HARRISBURG — A Lehigh County farmer recently called Kyle Kotzmoyer and said something like “I’ve got a tractor hooked up to my corn planter out here, no diesel fuel, and I can’t afford to get any.”
Kotzmoyer, who recalled the conversation Tuesday, said he responded to the request for advice with a joke.
That’s about all he could do, he said, because the crushing reality of record diesel fuel prices is pushing farmers to the brink and may affect food availability.
“We have reached that point to where it is very close to being a sinking ship,” Kotzmoyer, a legislative affairs specialist for the Pennsylvania Farm Bureau, testified to state lawmakers Tuesday. “We are teetering on the edge right now.”
His appearance came in the third hearing on soaring inflation held by the House Republican Policy Committee.
The overall testimony suggested the dire farm situation will exacerbate the rate of already steep food price increases. The federal government reported last week that food prices in May were 10.1% higher than a year earlier, with the rate of increase gaining speed.

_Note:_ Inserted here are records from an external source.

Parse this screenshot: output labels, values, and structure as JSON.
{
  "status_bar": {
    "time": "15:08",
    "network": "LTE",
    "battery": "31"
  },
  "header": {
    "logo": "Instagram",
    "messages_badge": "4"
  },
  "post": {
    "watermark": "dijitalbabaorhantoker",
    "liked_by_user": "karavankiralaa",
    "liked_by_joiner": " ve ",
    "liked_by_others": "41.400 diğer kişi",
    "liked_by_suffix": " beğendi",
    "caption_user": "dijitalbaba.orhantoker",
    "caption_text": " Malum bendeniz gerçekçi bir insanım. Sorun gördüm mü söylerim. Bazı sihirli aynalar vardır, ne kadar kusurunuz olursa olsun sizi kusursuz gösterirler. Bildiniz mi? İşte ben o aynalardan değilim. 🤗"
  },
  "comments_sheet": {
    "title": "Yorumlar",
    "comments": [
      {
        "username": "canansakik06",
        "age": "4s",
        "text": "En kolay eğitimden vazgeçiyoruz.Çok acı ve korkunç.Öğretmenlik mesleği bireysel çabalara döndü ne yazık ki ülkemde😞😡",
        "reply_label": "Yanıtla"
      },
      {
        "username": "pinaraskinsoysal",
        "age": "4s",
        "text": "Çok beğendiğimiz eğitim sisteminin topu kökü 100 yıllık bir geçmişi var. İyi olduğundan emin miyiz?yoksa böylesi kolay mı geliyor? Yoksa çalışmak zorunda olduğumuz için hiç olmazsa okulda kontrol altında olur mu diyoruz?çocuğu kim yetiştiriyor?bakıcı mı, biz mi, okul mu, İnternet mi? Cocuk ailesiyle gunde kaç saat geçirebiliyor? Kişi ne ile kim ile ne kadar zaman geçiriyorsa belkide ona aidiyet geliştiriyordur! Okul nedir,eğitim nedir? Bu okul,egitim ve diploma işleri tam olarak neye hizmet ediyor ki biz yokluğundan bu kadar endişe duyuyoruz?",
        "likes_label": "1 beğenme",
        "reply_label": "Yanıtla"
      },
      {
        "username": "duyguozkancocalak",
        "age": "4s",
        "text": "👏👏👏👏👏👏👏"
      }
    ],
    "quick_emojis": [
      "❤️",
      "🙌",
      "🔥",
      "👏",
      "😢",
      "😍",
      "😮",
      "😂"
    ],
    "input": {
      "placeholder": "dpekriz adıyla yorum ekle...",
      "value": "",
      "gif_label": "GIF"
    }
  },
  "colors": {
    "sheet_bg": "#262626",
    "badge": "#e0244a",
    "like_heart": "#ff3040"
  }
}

After the hearing — in a phone interview — Kotzmoyer made clear that food may not be as available because of the fuel price surge.
“One, if they can’t afford to put it in the ground,” he said of farming using diesel-thirsty machinery. “Or, two, if they can’t afford to take it out.”
Average diesel fuel prices Tuesday in Pennsylvania were $6.19 a gallon, about 75% higher than a year ago, according to AAA.
Kotzmoyer told lawmakers diesel is a “huge, huge expense” for farmers. One Cumberland County farmer, he said, works about 3,500 acres with several diesel-consuming tractors and burns though about 2,000 gallons of diesel per month.
Farm operations do not have to pay sales taxes on diesel fuel purchases, giving them a minor break, he said.
But they can also decide to stop farming certain crops that are not worth the expense — raising the threat of shortages.
Asked if food shortages were a possibility, Kotzmoyer said, “If the farmers cannot get crops out of the ground, then there is not food on the shelves.”
Kotzmoyer said he has already heard of farmers selling seed corn or beans back to dealers so they can plant hay, which has “more return on investment.”
‘People are suffering’
The hearing on inflation chaired by Republican Rep. Martin Causer of McKean County was the third in a series that started last week and will wrap up June 21. It was punctuated by the U.S. Labor Department’s Friday report that price inflation in May was running at 8.6%, the highest rate in more than 40 years.
One testifier in the early hearings told the committee consumers are spending an average of $3,000 more a year on food and gas, because of inflation.
A separate, Democrat-led hearing also touched on the topic this week.
The House Democratic Policy Committee on Monday held a session called “How radical conservative policies are crushing the middle class” in which the only testifier was Marc Stier of the Pennsylvania Budget and Policy Center.
His presentation focused mostly on what he said were the effects of 10 years of Republican control of the Legislature, but he was questioned about inflation.
Stier said it would be “a temporary period of inflation but a very serious one.”
“It is maybe a short-term problem, but it is a problem,” he said. “Lots of people are suffering.”
Stier agreed with the assertion of Rep. Ryan Bizzaro of Erie County, the chair, that excessive corporate profits were helping drive up inflation.
Diesel shortages reported
Rebecca Oyler, president and CEO of the Pennsylvania Motor Truck Association, told the Republican panel Tuesday diesel fuel shortages have been reported.
“I do not think I need to elaborate on how devastating a diesel shortage would be to the industry and the overall economy,” she said. “In the end, it’s the consumer who ultimately pays the costs for increases on goods and services delivered by truck, which is almost everything.”
The average price of unleaded gasoline in Pennsylvania was about $5.07 on Tuesday, down a fraction of a cent from the record high set Saturday, according to AAA.
Stephanie Wissman, executive director of American Petroleum Institute Pennsylvania, testified that about 60% of the pump price of gas can be attributed to the price of oil.
On Tuesday, that price continued to run near its highest levels in a year, with a widely followed category of oil trading at more than $118 a barrel.
Wissman ticked a series of reasons for oil’s high price: a global supply crunch, work force constraints, changes in logistics, the Russia-Ukraine crisis, the post-pandemic economic rebound and “policy uncertainty from Washington.”
This story has been updated to show the hearings on inflation wrap up on June 21. Earlier versions of the story contained an incorrect reference to the end of the hearings.